• [Required work]
For the word "comment", state the number of lines in the data that contain it, and nothing else.

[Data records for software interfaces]
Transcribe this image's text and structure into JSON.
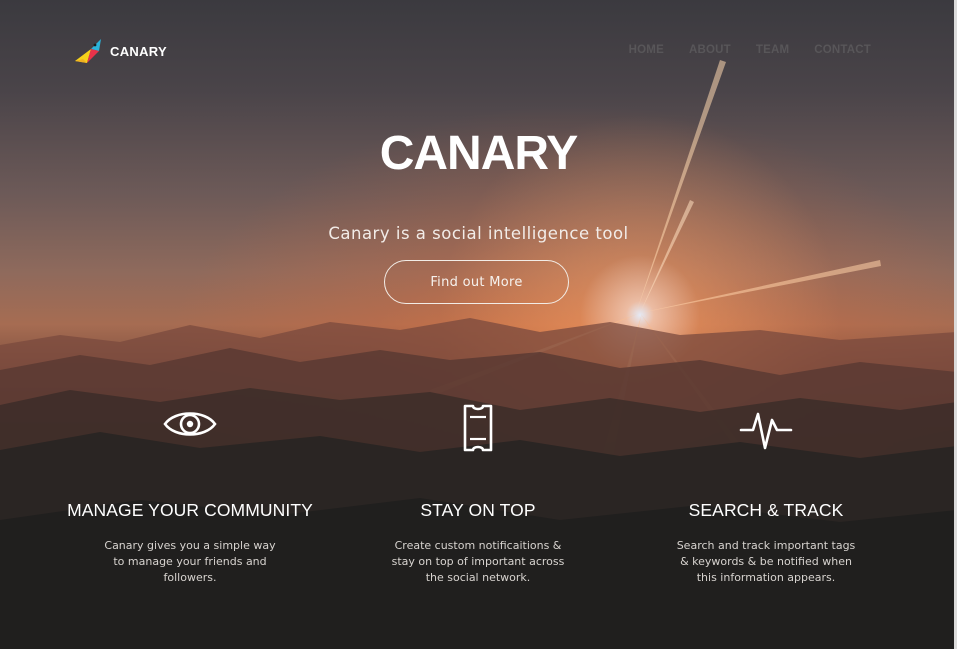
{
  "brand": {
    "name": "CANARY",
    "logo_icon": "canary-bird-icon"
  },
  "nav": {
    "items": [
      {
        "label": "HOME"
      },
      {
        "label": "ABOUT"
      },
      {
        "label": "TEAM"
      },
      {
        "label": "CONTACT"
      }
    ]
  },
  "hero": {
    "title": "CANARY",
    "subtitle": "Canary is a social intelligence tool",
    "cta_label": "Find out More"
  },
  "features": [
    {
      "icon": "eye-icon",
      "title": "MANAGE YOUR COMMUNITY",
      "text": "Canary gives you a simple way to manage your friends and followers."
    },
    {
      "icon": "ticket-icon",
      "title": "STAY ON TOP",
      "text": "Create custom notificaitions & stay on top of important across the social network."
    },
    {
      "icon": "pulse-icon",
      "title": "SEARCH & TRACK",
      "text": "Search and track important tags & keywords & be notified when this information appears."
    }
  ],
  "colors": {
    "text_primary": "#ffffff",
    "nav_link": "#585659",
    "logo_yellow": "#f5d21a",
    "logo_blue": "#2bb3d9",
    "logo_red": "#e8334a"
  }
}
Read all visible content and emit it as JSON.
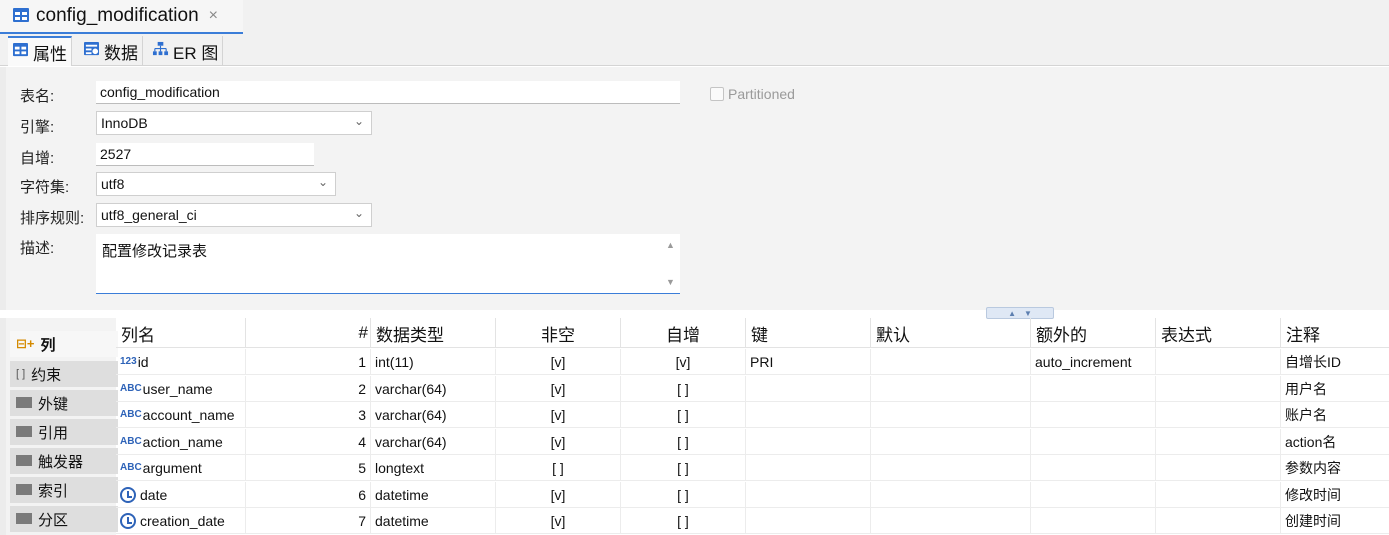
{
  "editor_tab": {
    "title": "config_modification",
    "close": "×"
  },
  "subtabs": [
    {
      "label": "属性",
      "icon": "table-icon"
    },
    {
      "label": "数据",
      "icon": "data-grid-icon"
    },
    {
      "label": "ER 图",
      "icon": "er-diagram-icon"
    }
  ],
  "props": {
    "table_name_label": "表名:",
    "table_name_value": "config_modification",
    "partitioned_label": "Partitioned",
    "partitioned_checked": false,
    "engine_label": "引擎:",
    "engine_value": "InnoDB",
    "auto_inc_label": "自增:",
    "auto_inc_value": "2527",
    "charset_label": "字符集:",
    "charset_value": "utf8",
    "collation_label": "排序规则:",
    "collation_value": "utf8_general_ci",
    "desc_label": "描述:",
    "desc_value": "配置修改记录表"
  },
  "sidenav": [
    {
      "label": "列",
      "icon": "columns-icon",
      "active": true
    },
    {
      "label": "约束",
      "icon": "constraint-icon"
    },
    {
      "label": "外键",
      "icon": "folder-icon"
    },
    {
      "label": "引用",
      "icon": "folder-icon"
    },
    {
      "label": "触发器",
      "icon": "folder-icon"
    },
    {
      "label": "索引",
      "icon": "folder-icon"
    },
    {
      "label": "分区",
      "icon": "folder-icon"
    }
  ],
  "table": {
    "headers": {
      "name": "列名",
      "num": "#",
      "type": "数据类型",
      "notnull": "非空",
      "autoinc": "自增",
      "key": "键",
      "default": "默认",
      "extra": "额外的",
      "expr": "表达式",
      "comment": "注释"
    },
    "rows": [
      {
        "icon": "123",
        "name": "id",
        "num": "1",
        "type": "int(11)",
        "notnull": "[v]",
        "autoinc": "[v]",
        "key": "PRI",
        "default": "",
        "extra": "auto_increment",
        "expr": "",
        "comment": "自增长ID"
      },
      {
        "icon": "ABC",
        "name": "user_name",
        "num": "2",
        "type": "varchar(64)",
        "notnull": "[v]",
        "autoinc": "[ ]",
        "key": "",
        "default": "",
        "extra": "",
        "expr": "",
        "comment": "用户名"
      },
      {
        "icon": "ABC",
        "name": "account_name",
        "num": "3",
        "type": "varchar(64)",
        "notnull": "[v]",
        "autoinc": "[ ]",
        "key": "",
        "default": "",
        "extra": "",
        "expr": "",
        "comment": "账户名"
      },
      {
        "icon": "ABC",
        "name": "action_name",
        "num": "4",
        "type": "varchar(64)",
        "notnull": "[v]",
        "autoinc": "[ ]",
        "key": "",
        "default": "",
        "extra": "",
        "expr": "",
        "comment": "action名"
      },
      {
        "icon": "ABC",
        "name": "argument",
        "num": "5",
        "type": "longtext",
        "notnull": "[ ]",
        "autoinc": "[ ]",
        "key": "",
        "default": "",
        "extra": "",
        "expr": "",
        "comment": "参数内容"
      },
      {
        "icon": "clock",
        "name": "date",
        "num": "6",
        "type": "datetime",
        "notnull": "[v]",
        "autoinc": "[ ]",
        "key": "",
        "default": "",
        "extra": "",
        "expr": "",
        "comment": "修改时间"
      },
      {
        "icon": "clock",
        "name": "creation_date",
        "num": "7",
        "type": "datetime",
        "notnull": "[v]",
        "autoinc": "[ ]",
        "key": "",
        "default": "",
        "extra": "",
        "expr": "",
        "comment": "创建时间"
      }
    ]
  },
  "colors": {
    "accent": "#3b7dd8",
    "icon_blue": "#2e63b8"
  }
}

• [Response area]
8